During the hearing, a lawyer for the FBI agents said Monteilh had signed a contract saying he would not leave listening devices unattended. Monteilh said he signed no such contract, and the agents knew what he was doing.
Monteilh said he secretly videotaped Muslims through a camera hidden in a button in the front of his shirt.
His identity was revealed during a court hearing. He had a criminal record, and the FBI helped him get off probation early, according to a court transcript.
Monteilh later accused the FBI of breaking promises to him. The FBI has said it does not target people because of their religion and that Monteilh signed a confidentiality agreement.
Monteilh, who unsuccessfully sued the FBI, said he has no regrets about his undercover work.

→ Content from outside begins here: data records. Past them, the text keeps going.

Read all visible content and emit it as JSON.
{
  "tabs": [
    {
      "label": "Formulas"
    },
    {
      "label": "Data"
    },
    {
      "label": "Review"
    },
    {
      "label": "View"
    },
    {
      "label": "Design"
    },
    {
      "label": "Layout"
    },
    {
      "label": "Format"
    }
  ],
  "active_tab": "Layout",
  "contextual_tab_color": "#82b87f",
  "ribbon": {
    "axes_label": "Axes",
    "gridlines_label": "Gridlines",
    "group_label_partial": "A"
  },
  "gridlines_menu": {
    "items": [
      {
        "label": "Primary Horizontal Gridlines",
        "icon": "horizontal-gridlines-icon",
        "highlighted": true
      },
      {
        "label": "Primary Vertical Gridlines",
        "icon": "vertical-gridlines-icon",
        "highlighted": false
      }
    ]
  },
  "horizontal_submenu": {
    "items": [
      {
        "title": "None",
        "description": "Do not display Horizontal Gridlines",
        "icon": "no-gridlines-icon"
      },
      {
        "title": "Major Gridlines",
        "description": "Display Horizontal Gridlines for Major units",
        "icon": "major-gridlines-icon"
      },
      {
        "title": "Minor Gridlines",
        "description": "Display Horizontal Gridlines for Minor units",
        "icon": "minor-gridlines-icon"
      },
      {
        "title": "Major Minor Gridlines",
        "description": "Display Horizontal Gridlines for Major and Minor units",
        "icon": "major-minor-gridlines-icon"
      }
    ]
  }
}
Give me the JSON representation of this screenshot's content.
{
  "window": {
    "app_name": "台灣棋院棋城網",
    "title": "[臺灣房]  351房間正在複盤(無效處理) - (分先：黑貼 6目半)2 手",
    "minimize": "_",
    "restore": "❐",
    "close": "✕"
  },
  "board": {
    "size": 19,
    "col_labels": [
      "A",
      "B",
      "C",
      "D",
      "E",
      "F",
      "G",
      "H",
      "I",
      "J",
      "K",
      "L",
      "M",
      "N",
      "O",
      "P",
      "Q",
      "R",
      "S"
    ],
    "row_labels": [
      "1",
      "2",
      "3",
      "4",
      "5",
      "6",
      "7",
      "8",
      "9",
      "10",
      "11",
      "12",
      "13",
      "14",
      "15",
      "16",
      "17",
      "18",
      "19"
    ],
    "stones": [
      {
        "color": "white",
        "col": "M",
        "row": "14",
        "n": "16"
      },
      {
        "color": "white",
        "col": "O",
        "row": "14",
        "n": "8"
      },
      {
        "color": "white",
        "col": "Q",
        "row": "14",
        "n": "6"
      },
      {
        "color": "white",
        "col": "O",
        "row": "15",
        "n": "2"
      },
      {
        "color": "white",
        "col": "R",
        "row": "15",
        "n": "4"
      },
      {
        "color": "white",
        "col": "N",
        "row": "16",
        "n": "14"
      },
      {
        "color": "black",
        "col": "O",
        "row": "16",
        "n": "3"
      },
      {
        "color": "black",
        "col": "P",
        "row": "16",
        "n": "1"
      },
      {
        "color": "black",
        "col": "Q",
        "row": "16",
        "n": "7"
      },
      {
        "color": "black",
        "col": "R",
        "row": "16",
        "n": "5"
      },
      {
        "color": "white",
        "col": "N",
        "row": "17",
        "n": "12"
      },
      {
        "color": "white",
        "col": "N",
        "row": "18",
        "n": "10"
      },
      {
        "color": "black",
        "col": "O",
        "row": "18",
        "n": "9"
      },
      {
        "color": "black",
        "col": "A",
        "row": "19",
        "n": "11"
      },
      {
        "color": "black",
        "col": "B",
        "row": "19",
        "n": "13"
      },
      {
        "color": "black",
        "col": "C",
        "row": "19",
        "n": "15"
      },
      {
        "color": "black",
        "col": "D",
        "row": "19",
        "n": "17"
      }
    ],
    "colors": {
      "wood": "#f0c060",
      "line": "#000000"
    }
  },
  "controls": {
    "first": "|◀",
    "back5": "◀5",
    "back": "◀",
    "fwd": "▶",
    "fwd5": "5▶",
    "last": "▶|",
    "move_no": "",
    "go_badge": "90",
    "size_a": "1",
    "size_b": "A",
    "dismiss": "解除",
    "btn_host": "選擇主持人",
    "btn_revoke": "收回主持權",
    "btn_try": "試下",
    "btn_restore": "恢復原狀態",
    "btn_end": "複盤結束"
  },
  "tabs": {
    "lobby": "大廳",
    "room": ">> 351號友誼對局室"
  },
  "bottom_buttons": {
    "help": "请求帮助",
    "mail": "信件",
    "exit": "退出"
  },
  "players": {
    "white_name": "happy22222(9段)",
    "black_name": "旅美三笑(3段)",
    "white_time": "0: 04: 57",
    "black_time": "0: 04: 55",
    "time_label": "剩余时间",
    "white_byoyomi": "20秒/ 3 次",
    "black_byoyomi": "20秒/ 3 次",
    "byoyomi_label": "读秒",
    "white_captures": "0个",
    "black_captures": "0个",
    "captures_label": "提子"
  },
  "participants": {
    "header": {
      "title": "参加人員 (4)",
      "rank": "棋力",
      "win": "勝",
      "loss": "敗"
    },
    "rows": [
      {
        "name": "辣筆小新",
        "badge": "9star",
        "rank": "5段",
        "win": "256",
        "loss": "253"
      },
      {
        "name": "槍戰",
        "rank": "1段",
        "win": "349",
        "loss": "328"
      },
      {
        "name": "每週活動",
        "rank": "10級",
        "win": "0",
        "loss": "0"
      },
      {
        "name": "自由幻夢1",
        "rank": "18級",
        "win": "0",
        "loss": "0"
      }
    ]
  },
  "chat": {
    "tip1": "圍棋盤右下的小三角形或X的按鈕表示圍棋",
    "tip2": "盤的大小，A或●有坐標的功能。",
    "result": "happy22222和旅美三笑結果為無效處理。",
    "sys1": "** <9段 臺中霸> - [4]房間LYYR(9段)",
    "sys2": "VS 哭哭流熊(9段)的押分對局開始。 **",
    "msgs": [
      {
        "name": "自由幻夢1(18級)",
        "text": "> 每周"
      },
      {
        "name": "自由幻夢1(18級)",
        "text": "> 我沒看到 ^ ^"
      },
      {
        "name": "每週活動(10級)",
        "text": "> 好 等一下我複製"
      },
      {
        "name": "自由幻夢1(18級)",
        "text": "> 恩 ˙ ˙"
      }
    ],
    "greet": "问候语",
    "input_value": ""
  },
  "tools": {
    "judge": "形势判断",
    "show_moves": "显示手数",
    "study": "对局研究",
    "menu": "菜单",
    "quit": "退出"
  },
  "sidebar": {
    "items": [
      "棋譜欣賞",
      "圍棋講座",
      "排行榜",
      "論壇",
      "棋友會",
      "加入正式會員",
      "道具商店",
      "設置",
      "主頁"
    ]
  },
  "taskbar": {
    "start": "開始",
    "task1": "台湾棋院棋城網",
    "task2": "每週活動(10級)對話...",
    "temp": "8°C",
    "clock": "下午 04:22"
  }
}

He learned about FBI techniques and methods and policies and now works as a consultant on counterterrorism, he said. His mission unveiled the government’s scrutiny of Muslims, he said.
“If I didn’t work that case, they would never know they were being spied on 24 hours a day,” Monteilh said.
He said his work identified terrorists overseas, although it did not lead to convictions of local Muslims. Monteilh also said he understands why the FBI conducted the surveillance.
“Let’s face it, they have to,” he said. “That is the only method they can use to be preemptive.”
It could take several months before the 9th Circuit rules.
Berzon was the only one of the three judges on the panel who asked questions during the hearing.
Although she was skeptical of both sides, Berzon told attorneys for the government that their arguments were “circular.”
She also observed that another circuit court had found that the government could not invoke the state secret privilege in a lawsuit unless the secrets were an integral part of the government’s “meritorious defense,” not just a possible defense, an issue a court would have to determine.
“We certainly can’t do that if you can’t tell us your defense,” she said.
©2015 Los Angeles Times. Distributed by Tribune Content Agency, LLC.
Photo: Dressed in his undercover Islamic clothing in a 2009 file image, Craig Monteilh was recruited by the FBI to spy on Muslims. (Gina Ferazzi/Los Angeles Times/TNS)